Tackling the official statistics, pegging Muslims at just 26% of the population, he said the census done in 2012 was “so biased” that it understated the number of Malawians who practice Islam because they are maintaining Banda declared that Malawi was a Christian state. “Frankly speaking, we are above 50%. We are closer to 60%. That one I can challenge because if you take the most highly-populated areas or districts, they are predominantly Muslim,” he said and cited highly-populated districts such as Blantyre, Mangochi, Nkhotankhota, Salima and Zomba.
For one, Mangochi is home to 800,000 people and the majority were Muslim, the MP said, noting that of importance was to grow Islam. Malawi is home to 16 million people of which more than a million are in Blantyre. Mirroring colonial times, notwithstanding that Islamic schools exist now, Muslims don’t have a university of their own.
Malawi is one up in terms of religious holidays. Since 1999, Eid ul-Fitr was declared a public holiday in Malawi. Also, Matola told Cii listeners, the number of Muslims in public service, even at the top (including parliament) is low but looking up.
As for dire poverty, Matola felt the economic scenario was scripted decades ago.
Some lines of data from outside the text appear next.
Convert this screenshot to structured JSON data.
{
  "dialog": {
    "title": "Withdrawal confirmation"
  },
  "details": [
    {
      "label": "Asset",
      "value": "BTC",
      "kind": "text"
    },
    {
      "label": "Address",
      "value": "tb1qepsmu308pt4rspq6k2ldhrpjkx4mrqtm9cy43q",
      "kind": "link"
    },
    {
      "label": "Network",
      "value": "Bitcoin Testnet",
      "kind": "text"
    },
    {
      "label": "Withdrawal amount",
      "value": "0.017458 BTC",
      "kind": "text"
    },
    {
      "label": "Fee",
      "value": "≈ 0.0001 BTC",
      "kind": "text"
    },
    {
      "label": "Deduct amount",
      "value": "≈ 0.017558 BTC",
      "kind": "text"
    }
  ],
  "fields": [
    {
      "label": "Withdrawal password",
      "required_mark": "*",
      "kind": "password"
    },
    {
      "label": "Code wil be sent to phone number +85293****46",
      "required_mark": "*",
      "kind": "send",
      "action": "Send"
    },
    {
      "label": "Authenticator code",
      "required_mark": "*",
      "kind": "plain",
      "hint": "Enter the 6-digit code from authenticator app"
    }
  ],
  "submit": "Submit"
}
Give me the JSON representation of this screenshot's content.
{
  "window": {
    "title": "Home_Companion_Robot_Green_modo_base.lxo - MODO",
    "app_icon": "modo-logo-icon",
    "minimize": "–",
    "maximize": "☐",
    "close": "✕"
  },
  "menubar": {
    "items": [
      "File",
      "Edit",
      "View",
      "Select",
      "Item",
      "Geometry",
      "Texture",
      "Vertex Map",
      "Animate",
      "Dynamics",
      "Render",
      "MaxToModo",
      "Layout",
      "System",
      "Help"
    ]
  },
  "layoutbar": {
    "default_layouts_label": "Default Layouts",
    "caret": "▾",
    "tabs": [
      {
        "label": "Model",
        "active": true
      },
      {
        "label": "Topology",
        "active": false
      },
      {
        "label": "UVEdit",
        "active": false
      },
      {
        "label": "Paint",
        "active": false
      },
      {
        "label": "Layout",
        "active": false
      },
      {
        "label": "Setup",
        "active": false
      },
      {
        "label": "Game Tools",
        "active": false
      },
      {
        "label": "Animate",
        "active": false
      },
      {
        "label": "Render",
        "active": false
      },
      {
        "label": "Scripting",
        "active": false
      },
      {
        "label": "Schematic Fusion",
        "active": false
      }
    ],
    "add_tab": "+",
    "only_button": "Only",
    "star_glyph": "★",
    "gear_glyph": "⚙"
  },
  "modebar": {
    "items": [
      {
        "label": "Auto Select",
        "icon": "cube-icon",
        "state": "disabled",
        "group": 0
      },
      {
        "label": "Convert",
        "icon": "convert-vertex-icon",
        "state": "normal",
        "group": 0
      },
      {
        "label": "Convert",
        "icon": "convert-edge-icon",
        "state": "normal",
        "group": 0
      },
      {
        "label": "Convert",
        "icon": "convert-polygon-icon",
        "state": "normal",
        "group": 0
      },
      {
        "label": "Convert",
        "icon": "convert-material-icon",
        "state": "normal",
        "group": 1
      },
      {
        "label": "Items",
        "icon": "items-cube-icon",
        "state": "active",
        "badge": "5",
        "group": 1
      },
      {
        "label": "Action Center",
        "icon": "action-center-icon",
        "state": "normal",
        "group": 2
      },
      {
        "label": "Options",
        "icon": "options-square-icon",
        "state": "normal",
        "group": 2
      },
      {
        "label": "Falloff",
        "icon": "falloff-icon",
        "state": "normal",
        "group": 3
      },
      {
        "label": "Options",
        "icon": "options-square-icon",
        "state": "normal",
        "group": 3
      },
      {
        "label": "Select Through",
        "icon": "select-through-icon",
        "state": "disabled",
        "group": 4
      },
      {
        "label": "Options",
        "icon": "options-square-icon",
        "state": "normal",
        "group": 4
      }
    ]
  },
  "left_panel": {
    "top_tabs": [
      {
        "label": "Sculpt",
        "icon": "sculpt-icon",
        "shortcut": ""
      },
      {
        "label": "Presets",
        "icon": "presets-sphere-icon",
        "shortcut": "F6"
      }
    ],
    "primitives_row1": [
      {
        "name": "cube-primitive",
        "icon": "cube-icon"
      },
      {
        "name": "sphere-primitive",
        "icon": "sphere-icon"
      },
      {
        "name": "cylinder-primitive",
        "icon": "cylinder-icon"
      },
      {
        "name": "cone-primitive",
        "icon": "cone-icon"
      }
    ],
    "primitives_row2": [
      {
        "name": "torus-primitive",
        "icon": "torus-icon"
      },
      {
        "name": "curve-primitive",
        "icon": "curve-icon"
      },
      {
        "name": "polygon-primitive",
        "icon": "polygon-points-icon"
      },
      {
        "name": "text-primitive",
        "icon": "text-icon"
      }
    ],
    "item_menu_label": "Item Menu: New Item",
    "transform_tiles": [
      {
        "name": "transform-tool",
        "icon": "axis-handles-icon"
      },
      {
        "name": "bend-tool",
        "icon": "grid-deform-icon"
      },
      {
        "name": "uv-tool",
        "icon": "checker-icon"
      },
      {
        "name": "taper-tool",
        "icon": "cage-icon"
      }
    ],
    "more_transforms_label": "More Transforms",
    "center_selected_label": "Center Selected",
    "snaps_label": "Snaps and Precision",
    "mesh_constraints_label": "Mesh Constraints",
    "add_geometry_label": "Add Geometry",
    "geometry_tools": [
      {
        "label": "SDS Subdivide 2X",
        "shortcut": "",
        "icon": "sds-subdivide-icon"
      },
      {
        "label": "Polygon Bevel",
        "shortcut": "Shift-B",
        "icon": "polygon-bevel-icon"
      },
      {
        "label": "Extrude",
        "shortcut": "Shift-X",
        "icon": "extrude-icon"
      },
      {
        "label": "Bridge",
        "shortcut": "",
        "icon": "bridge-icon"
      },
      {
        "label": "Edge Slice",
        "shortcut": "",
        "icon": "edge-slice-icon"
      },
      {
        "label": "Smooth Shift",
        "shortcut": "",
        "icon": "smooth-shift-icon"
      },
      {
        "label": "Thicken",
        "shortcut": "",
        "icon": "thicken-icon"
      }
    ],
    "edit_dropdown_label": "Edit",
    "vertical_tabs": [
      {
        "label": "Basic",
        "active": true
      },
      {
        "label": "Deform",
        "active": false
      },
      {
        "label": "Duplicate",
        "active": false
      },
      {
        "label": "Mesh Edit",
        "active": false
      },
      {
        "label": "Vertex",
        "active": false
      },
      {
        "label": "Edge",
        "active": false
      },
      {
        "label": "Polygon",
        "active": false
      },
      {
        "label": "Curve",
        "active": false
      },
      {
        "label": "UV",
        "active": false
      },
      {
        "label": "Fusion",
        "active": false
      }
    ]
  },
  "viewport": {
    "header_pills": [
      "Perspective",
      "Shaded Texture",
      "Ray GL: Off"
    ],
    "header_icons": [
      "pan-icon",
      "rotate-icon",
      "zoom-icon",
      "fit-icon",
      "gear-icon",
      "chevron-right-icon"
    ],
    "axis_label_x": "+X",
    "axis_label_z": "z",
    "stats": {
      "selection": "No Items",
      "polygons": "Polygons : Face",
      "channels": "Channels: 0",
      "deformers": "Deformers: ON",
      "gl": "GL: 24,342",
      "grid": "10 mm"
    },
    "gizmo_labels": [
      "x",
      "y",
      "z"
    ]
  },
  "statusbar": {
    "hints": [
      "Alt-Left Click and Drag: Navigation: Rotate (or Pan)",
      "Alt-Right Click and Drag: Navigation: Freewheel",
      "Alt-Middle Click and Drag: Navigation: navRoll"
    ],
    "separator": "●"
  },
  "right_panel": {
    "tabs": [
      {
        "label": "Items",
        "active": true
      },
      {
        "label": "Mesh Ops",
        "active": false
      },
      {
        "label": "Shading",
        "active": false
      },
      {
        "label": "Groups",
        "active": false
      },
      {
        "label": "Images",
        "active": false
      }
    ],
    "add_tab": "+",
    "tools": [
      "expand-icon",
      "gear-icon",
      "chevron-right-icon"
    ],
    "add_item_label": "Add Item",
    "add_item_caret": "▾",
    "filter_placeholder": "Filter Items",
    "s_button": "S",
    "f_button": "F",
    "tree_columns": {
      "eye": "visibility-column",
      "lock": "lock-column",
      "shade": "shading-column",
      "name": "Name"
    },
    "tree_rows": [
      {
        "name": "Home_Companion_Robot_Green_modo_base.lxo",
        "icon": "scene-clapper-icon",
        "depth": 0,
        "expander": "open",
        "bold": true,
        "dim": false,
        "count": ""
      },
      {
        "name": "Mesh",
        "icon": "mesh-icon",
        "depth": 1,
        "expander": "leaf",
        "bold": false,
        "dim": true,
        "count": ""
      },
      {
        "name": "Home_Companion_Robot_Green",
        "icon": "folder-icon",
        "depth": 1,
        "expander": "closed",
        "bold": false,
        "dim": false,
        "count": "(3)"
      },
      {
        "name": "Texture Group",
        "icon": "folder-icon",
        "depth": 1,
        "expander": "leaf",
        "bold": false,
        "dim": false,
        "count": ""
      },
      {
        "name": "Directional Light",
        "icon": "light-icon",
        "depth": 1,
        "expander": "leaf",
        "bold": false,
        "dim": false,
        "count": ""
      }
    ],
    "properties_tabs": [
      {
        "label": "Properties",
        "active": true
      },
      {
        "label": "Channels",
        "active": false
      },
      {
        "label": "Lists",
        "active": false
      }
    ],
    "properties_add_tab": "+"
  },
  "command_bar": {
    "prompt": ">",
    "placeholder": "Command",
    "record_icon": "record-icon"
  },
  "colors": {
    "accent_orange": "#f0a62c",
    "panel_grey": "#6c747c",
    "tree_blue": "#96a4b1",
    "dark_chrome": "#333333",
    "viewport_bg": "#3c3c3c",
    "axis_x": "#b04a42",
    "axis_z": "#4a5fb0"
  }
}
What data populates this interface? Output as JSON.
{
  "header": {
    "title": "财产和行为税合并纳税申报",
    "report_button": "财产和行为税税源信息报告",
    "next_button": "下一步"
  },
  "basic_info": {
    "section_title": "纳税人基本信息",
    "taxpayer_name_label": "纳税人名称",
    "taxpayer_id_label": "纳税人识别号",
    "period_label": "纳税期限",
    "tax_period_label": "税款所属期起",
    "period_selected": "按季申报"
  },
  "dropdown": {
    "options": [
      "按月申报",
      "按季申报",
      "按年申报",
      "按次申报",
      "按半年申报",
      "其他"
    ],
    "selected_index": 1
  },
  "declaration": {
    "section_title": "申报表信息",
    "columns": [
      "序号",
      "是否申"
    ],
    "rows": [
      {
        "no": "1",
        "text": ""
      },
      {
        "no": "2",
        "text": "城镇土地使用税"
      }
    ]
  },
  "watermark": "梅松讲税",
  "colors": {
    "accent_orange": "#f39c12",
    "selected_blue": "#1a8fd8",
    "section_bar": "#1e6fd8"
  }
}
Colonist England treated Malawi, and the region, as its backyard. “Zimbabwe was like (the colonial masters’) capital,” he said. “Zambia was (seen as a mine), and Malawi was mainly based on agriculture – and cash crop as tea – and also for luxury or holiday resort when they wanted to come and relax, they, the colonial masters, came to Malawi because of Lake Malawi.”
Things have deteriorated in healthcare delivery. The shortage of drugs and unpatriotic health workers, who sell these to private hospitals or other countries, worsens an already bad picture, the learned Matola lamented. Governments, no less that of Malawi, aren’t bolstering the sector. Critically, he noted, even children have had to bear the brunt. “In a ward where you’re supposed to have maybe five critically ill children, you have 20 children, plus guardians, then it becomes chaos,” he said, adding it was not uncommon for patients to sleep on the floor or for shelves to lie empty.
Matola paid homage to Muslim organisations, based in SA, for offering help in various ways. “We would like to encourage more Muslims, organisations and even doctors, and skilled physicians, to visit the way our colleagues do with the mobile clinics and eye clinics because these are the issues that affect the remote people and they cannot get such assistance from the government,” he said of the situation in a country with a rather lowly 54 life expectancy. Water-borne diseases, like cholera and others, can only thrive in environments like this.
On that note, he lauded South African individuals and organisations for their support in the wake of the recent floods, triggered by the threat in the form of climate change. More than a million people were affected by the floods that rocked most parts of Malawi last month. Goats and sheep were washed away and so were houses. To this day, noted the MP, there are some areas that are cut out from the rest of the country and can only be accessed by air.